      With the decision, satellite operators now can look forward to the future. “There is now some certainty,” says Bednarek. “We, as a satellite industry, can continue to invest in new C-band satellites without the threat of losing these frequencies hanging over our heads and having to make a judgment on that with every new satellite we build. More importantly, our customers and the people that use C-band for this wide diversity of applications can continue to build out their applications, be it for cable video distribution, be it for GSM backhauling which is popular in Africa and some parts of Asia, be it for enterprise networks, banks, oil and gas.”

      The outcome means that the environment “is now very stable for satellite deployment,” says Gude. “… I think the market is pretty good in terms of threat from the IMT. The vote is a signal that the market recognizes the importance of maintaining the band for the satellite industry. It was very much a reaffirmation by the international community that this band should be available, virtually unfettered for satellite deployment. In the 3.4 gigahertz to 3.6 gigahertz band however, what has come out of that process is not that satellite should not deploy in the band but rather the satellite industry needs to be more careful and diligent in terms of its deployment plans, particularly in places of the world like Africa or Asia.”

      Killimbe believes these events only emphasize the importance of the satellite industry on the global communications landscape. “The satellite industry is not a small player in the world telecommunications industry, and no one would expect financial muscles to prevail over objectivity,” he says. “One can not use financial muscles to kick out the incumbents who still have a huge customer base in the world. IMT 2000 is never here to replace the satellite technology but rather to complement it. The satellite industry is also never here to stop new innovations, unfortunately, the coexistence of the two technologies in the same band is currently not technically feasible.”

      But the satellite industry must prepare for more spectrum battles, and the lessons learned during the C-band effort will serve the industry well in the future. “What was a big win is the way the satellite industry came together in a well-organized lobbying campaign,” says Ames. “To have so many governments, organizations, non-profits and technology companies working together to protect a valuable resource shows the tremendous strength and determination of this industry.”

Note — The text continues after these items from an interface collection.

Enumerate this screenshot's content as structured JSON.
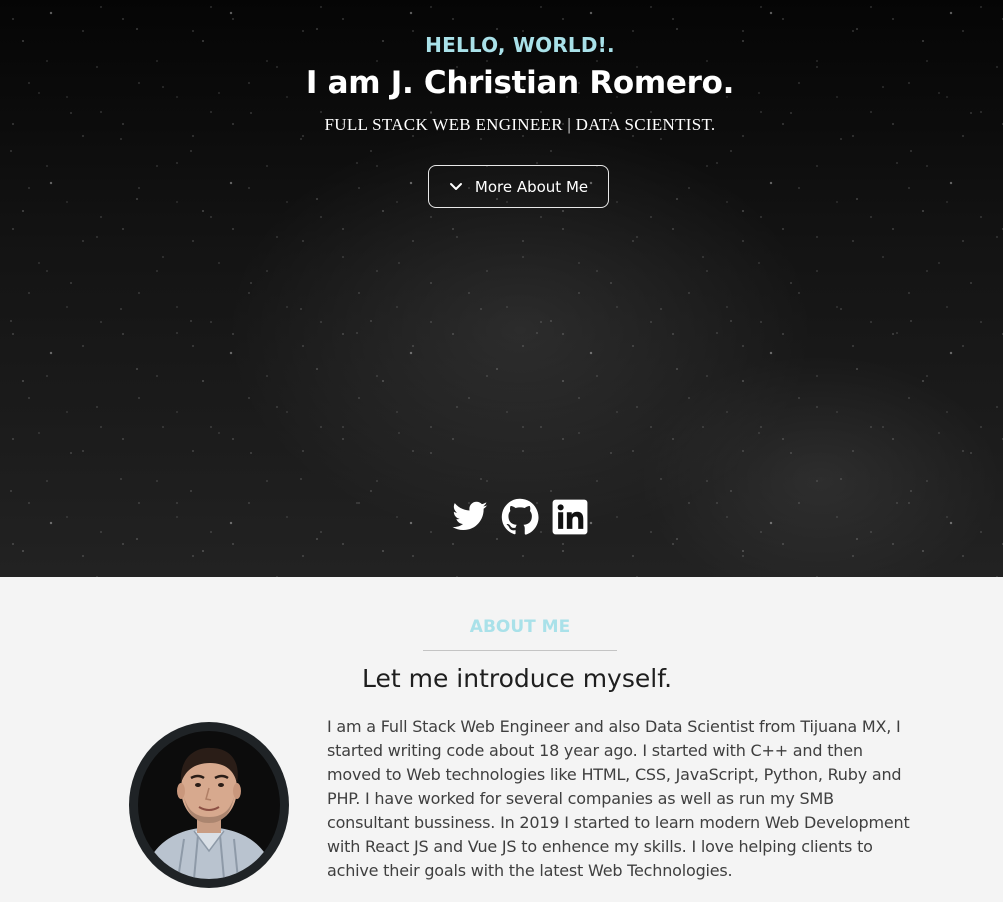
{
  "hero": {
    "greeting": "HELLO, WORLD!.",
    "name": "I am J. Christian Romero.",
    "subtitle": "FULL STACK WEB ENGINEER | DATA SCIENTIST.",
    "button_label": "More About Me",
    "button_icon": "chevron-down-icon",
    "socials": [
      {
        "name": "Twitter",
        "icon": "twitter-icon"
      },
      {
        "name": "GitHub",
        "icon": "github-icon"
      },
      {
        "name": "LinkedIn",
        "icon": "linkedin-icon"
      }
    ]
  },
  "about": {
    "label": "ABOUT ME",
    "heading": "Let me introduce myself.",
    "text": "I am a Full Stack Web Engineer and also Data Scientist from Tijuana MX, I started writing code about 18 year ago. I started with C++ and then moved to Web technologies like HTML, CSS, JavaScript, Python, Ruby and PHP. I have worked for several companies as well as run my SMB consultant bussiness. In 2019 I started to learn modern Web Development with React JS and Vue JS to enhence my skills. I love helping clients to achive their goals with the latest Web Technologies.",
    "avatar": "profile-photo"
  },
  "colors": {
    "accent": "#a9e1e9",
    "hero_text": "#ffffff",
    "about_bg": "#f4f4f4",
    "body_text": "#3f3f3f",
    "heading_text": "#1e1e1e"
  }
}
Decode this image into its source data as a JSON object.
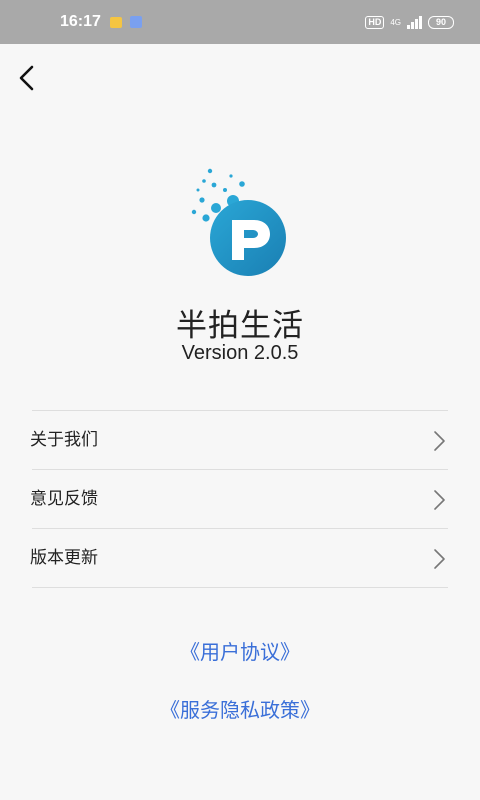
{
  "status_bar": {
    "time": "16:17",
    "hd_label": "HD",
    "network_label": "4G",
    "battery_level": "90"
  },
  "header": {
    "back_icon": "chevron-left-icon"
  },
  "app": {
    "logo_letter": "P",
    "name": "半拍生活",
    "version": "Version 2.0.5",
    "brand_color": "#1f8ec0"
  },
  "menu": {
    "items": [
      {
        "label": "关于我们",
        "icon": "chevron-right-icon"
      },
      {
        "label": "意见反馈",
        "icon": "chevron-right-icon"
      },
      {
        "label": "版本更新",
        "icon": "chevron-right-icon"
      }
    ]
  },
  "links": {
    "user_agreement": "《用户协议》",
    "privacy_policy": "《服务隐私政策》",
    "color": "#3a6fd8"
  }
}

      Bednarek believes there are still lessons for the satellite industry to learn. “I would say while it was IMT this time, spectrum is a very scarce resource, and you are always challenged as a user of spectrum to show that you are making the best possible public use and having the highest possible utilization of the spectrum,” he says. “I think it is incumbent upon the satellite industry on a regular basis, and not just when there is an immediate crisis, to make regulators [and] administrators and even our own selves aware of the value of the spectrum and how we are using it at any given time.”

      Bottom Line

      The satellite industry found its voice, teamed effectively and managed to convince just about everyone that keeping C-band capacity within the industry is vital. But despite the success, lessons do need to be absorbed. While the satellite industry won this time, it may have to do a better job in the future in terms of communicating how it is using spectrum if it is to stave off threats to spectrum, the lifeblood resource of the industry. “It sounds a little strange, but I think process has helped the satellite industry find its voice a little more,” says Bednarek.

      While the battle for C-band may have been too close for comfort, the satellite industry emerged victorious and even energized. It must make sure it is never in a position to lose valuable spectrum resources through poor communication.